(Beginning of Record excerpts)
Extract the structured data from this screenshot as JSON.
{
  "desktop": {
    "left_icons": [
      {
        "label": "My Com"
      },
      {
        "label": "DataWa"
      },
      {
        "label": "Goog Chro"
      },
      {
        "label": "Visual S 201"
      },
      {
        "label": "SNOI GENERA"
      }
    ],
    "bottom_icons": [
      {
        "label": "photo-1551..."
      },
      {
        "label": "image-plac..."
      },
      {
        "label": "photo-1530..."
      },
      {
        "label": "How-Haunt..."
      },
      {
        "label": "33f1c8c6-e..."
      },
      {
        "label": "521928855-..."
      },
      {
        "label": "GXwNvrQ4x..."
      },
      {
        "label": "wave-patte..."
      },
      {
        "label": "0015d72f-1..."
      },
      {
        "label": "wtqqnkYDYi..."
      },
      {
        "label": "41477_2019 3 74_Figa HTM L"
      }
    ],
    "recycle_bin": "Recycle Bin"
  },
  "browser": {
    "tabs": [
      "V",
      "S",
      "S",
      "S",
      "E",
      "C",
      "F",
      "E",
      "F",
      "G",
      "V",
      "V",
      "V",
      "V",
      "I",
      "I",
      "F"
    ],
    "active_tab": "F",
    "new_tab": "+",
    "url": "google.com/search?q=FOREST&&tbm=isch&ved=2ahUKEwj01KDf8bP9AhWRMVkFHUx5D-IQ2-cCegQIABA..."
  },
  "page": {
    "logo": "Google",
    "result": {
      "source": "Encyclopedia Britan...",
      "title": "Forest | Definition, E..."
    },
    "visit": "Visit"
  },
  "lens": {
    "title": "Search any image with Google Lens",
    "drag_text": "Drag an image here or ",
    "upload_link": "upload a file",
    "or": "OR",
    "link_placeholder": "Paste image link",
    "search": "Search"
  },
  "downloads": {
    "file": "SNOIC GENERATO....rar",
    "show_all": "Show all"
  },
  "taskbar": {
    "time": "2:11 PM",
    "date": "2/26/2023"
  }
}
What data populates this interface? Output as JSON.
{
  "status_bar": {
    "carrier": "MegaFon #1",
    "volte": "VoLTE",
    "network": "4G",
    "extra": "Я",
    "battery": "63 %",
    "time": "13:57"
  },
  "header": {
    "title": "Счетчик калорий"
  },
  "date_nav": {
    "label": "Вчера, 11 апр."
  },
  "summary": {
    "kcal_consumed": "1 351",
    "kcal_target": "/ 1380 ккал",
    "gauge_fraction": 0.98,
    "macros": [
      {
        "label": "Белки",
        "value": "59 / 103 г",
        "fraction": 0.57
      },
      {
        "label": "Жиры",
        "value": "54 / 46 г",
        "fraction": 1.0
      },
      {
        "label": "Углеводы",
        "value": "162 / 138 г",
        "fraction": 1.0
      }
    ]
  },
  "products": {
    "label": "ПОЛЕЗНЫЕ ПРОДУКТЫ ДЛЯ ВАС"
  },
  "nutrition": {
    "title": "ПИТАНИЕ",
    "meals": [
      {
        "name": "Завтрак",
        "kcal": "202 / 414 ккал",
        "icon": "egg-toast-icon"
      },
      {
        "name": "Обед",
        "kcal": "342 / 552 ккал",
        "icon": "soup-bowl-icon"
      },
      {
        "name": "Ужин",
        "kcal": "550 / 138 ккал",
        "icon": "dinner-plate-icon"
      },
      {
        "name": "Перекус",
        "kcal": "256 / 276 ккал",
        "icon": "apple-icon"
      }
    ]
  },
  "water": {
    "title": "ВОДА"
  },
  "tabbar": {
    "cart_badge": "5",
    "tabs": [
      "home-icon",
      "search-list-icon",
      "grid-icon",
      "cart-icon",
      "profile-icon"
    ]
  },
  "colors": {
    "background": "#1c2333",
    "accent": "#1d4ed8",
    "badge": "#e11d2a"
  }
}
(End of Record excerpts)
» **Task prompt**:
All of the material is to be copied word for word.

» **Output of the task**:
Extract the structured data from this screenshot as JSON.
{
  "desktop": {
    "left_icons": [
      {
        "label": "My Com"
      },
      {
        "label": "DataWa"
      },
      {
        "label": "Goog Chro"
      },
      {
        "label": "Visual S 201"
      },
      {
        "label": "SNOI GENERA"
      }
    ],
    "bottom_icons": [
      {
        "label": "photo-1551..."
      },
      {
        "label": "image-plac..."
      },
      {
        "label": "photo-1530..."
      },
      {
        "label": "How-Haunt..."
      },
      {
        "label": "33f1c8c6-e..."
      },
      {
        "label": "521928855-..."
      },
      {
        "label": "GXwNvrQ4x..."
      },
      {
        "label": "wave-patte..."
      },
      {
        "label": "0015d72f-1..."
      },
      {
        "label": "wtqqnkYDYi..."
      },
      {
        "label": "41477_2019 3 74_Figa HTM L"
      }
    ],
    "recycle_bin": "Recycle Bin"
  },
  "browser": {
    "tabs": [
      "V",
      "S",
      "S",
      "S",
      "E",
      "C",
      "F",
      "E",
      "F",
      "G",
      "V",
      "V",
      "V",
      "V",
      "I",
      "I",
      "F"
    ],
    "active_tab": "F",
    "new_tab": "+",
    "url": "google.com/search?q=FOREST&&tbm=isch&ved=2ahUKEwj01KDf8bP9AhWRMVkFHUx5D-IQ2-cCegQIABA..."
  },
  "page": {
    "logo": "Google",
    "result": {
      "source": "Encyclopedia Britan...",
      "title": "Forest | Definition, E..."
    },
    "visit": "Visit"
  },
  "lens": {
    "title": "Search any image with Google Lens",
    "drag_text": "Drag an image here or ",
    "upload_link": "upload a file",
    "or": "OR",
    "link_placeholder": "Paste image link",
    "search": "Search"
  },
  "downloads": {
    "file": "SNOIC GENERATO....rar",
    "show_all": "Show all"
  },
  "taskbar": {
    "time": "2:11 PM",
    "date": "2/26/2023"
  }
}
What data populates this interface? Output as JSON.
{
  "status_bar": {
    "carrier": "MegaFon #1",
    "volte": "VoLTE",
    "network": "4G",
    "extra": "Я",
    "battery": "63 %",
    "time": "13:57"
  },
  "header": {
    "title": "Счетчик калорий"
  },
  "date_nav": {
    "label": "Вчера, 11 апр."
  },
  "summary": {
    "kcal_consumed": "1 351",
    "kcal_target": "/ 1380 ккал",
    "gauge_fraction": 0.98,
    "macros": [
      {
        "label": "Белки",
        "value": "59 / 103 г",
        "fraction": 0.57
      },
      {
        "label": "Жиры",
        "value": "54 / 46 г",
        "fraction": 1.0
      },
      {
        "label": "Углеводы",
        "value": "162 / 138 г",
        "fraction": 1.0
      }
    ]
  },
  "products": {
    "label": "ПОЛЕЗНЫЕ ПРОДУКТЫ ДЛЯ ВАС"
  },
  "nutrition": {
    "title": "ПИТАНИЕ",
    "meals": [
      {
        "name": "Завтрак",
        "kcal": "202 / 414 ккал",
        "icon": "egg-toast-icon"
      },
      {
        "name": "Обед",
        "kcal": "342 / 552 ккал",
        "icon": "soup-bowl-icon"
      },
      {
        "name": "Ужин",
        "kcal": "550 / 138 ккал",
        "icon": "dinner-plate-icon"
      },
      {
        "name": "Перекус",
        "kcal": "256 / 276 ккал",
        "icon": "apple-icon"
      }
    ]
  },
  "water": {
    "title": "ВОДА"
  },
  "tabbar": {
    "cart_badge": "5",
    "tabs": [
      "home-icon",
      "search-list-icon",
      "grid-icon",
      "cart-icon",
      "profile-icon"
    ]
  },
  "colors": {
    "background": "#1c2333",
    "accent": "#1d4ed8",
    "badge": "#e11d2a"
  }
}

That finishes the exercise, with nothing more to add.